§ EXERCISE DETAILS
Nothing but a number should be given: how many lines in the entries below include the string "JSON".
= = =
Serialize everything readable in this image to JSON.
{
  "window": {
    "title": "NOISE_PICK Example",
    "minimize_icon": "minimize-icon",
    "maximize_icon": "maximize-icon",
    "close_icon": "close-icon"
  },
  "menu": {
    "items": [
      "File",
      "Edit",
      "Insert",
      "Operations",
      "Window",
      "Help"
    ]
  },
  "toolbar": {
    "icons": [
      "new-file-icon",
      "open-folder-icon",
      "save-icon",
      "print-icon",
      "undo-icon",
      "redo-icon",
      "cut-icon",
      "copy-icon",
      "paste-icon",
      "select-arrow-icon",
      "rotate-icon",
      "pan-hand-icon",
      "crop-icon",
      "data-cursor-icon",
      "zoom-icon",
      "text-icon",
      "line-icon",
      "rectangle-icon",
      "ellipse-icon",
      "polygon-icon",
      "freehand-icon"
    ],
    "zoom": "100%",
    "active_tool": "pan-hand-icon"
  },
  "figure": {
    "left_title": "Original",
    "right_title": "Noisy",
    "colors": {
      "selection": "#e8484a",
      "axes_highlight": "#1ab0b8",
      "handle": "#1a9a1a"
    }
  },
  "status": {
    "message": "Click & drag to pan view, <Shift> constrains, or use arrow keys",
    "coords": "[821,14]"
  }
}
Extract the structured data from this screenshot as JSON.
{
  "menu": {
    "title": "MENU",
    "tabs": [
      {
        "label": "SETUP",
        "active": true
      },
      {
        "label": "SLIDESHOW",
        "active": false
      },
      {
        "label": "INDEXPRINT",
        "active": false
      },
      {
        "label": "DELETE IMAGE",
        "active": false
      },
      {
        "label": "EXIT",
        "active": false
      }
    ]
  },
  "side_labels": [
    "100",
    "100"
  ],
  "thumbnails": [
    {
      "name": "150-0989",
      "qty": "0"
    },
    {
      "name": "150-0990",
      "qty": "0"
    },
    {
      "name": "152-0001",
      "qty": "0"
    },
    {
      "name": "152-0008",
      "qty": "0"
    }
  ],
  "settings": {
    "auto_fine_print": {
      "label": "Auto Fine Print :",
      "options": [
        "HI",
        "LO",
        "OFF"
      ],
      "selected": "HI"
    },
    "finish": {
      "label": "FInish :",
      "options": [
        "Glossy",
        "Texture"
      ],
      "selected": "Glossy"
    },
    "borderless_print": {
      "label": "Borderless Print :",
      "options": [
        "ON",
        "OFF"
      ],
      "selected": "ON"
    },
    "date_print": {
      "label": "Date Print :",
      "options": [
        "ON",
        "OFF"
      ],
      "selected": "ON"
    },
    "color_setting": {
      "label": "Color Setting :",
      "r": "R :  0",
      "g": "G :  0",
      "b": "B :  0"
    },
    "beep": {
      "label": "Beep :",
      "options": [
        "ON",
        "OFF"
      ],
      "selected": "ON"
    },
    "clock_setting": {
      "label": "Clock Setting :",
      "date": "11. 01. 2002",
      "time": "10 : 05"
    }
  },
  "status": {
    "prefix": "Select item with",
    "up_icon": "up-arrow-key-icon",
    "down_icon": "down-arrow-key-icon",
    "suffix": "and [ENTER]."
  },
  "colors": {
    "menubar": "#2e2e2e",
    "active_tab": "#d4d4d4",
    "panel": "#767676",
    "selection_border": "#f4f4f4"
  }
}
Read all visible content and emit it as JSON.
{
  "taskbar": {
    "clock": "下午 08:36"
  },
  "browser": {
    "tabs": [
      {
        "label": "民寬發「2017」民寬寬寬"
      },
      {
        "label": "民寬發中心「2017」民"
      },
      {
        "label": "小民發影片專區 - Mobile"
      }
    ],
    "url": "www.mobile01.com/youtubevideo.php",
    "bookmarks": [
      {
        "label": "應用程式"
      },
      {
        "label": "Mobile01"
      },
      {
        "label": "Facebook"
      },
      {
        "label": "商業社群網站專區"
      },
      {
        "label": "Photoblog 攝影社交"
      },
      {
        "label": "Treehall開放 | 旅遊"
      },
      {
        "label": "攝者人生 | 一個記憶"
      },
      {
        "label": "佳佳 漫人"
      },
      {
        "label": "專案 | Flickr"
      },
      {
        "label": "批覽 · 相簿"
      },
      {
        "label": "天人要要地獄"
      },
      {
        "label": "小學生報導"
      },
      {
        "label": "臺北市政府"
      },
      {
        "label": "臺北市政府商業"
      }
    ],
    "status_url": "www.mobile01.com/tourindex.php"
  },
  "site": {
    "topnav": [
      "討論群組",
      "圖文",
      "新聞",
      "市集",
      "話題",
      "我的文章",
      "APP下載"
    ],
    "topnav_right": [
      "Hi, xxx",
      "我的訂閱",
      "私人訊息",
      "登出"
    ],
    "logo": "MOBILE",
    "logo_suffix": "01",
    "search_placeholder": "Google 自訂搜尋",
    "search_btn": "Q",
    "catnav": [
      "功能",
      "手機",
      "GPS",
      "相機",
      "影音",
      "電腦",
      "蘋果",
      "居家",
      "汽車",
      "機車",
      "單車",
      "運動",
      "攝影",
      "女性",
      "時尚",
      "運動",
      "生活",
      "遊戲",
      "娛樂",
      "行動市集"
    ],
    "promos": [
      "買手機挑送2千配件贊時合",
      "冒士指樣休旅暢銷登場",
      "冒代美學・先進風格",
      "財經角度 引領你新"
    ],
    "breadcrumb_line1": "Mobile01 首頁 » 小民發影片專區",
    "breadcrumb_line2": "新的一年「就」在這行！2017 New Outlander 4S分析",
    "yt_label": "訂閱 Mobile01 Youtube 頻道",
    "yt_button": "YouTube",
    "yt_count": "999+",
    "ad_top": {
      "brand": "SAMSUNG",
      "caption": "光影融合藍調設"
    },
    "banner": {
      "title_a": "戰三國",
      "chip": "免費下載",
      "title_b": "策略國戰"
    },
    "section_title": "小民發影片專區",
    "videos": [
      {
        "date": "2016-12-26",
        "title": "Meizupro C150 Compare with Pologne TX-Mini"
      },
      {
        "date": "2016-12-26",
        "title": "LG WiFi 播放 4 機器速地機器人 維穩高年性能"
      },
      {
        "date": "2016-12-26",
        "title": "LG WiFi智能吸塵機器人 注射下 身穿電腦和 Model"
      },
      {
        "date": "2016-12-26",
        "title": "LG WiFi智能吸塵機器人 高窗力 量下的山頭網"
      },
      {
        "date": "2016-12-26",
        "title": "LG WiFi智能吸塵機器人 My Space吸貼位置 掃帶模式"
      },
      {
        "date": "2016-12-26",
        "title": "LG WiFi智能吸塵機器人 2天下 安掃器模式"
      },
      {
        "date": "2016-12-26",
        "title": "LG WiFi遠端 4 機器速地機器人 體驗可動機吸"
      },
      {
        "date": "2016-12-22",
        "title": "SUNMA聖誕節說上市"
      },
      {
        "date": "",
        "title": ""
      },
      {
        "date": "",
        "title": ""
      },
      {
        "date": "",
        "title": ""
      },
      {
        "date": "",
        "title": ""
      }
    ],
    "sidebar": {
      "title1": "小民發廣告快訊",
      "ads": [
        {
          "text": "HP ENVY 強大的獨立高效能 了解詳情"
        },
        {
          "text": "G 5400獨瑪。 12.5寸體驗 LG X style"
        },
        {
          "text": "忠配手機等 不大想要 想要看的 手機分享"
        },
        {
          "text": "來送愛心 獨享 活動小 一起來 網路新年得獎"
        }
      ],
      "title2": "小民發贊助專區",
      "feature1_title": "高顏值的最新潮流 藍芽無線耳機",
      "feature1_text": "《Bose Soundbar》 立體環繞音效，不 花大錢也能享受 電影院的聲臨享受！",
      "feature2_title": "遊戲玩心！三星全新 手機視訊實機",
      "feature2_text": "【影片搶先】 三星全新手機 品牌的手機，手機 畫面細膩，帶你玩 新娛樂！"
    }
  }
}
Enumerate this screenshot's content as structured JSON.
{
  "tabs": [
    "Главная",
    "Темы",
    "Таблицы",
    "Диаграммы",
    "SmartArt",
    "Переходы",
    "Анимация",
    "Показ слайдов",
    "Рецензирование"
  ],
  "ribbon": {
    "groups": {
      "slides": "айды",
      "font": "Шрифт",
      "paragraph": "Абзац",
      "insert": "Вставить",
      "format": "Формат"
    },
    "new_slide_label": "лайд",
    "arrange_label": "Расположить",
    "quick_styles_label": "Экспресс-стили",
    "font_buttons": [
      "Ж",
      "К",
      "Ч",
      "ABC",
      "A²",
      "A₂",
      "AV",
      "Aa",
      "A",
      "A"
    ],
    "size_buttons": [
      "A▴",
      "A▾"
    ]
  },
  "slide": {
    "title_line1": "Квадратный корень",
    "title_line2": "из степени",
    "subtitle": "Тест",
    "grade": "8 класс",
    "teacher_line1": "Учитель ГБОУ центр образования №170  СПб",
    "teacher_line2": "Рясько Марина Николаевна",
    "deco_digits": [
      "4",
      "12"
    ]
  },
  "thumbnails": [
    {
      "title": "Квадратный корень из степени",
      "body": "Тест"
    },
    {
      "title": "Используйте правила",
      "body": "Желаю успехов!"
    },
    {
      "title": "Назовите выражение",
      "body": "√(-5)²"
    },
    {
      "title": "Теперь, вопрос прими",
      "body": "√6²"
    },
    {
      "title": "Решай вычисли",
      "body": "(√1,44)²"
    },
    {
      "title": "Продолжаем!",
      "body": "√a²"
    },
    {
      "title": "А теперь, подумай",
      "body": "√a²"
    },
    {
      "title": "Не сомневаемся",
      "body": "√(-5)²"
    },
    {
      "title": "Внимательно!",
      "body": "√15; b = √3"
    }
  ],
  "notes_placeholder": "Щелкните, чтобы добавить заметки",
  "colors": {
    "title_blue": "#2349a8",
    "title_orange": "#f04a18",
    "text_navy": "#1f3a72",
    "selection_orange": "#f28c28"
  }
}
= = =
§ TASK RESPONSE
4